■ Problem requirements
All lines in the records below that hold "icon" are to be shown.

■ Exercise data
Content starts

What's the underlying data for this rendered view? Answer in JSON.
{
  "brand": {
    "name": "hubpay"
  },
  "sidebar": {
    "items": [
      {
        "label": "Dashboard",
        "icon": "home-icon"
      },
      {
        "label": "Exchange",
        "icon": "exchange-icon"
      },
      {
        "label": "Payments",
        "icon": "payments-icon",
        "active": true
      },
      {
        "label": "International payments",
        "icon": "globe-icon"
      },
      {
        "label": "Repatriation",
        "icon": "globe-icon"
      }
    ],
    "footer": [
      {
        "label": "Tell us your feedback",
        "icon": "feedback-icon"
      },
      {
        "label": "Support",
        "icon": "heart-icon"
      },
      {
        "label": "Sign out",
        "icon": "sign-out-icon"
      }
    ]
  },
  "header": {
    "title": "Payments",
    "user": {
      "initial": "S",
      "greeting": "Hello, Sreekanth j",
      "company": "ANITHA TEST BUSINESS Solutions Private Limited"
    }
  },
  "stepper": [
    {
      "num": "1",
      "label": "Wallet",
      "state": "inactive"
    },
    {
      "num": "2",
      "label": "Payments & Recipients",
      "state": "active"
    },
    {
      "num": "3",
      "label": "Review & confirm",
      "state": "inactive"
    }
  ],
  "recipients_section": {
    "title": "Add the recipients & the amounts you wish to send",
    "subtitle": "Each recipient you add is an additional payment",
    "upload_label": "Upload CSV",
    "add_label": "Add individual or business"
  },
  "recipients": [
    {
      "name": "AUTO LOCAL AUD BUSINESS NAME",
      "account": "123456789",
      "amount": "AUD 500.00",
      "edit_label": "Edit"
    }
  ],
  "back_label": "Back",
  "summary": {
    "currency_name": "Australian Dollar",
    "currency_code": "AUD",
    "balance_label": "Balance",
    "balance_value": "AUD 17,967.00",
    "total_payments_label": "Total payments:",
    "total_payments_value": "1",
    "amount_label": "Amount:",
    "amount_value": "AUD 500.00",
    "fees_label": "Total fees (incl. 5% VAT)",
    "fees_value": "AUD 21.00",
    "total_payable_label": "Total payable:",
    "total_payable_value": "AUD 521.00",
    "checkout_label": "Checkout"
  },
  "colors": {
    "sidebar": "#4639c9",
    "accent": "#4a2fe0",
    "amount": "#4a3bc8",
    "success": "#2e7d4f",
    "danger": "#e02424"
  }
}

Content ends

■ Solution to this problem
        "icon": "home-icon"
        "icon": "exchange-icon"
        "icon": "payments-icon",
        "icon": "globe-icon"
        "icon": "globe-icon"
        "icon": "feedback-icon"
        "icon": "heart-icon"
        "icon": "sign-out-icon"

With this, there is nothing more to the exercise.